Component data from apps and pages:
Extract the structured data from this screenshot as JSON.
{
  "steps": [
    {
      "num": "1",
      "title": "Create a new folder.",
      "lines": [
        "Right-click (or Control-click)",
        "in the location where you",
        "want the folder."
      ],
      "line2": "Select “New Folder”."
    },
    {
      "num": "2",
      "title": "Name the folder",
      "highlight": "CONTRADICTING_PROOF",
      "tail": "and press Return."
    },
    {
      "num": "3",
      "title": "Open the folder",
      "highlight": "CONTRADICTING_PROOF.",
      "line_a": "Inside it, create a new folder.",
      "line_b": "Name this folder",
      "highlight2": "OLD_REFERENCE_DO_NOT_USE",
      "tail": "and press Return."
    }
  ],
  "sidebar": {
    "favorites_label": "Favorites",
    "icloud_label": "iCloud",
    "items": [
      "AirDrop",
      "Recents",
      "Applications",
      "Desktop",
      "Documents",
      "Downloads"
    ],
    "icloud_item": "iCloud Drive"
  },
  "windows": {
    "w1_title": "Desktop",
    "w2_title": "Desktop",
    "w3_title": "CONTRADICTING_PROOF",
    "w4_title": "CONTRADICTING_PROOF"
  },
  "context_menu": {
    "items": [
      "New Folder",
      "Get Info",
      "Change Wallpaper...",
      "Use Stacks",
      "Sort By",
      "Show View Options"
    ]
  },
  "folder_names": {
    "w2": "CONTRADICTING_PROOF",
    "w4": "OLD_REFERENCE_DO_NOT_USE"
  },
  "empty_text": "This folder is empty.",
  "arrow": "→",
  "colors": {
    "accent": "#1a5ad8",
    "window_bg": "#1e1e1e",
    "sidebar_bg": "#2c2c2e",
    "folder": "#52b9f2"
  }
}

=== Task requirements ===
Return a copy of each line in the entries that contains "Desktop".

=== Solution ===
      "Desktop",
    "w1_title": "Desktop",
    "w2_title": "Desktop",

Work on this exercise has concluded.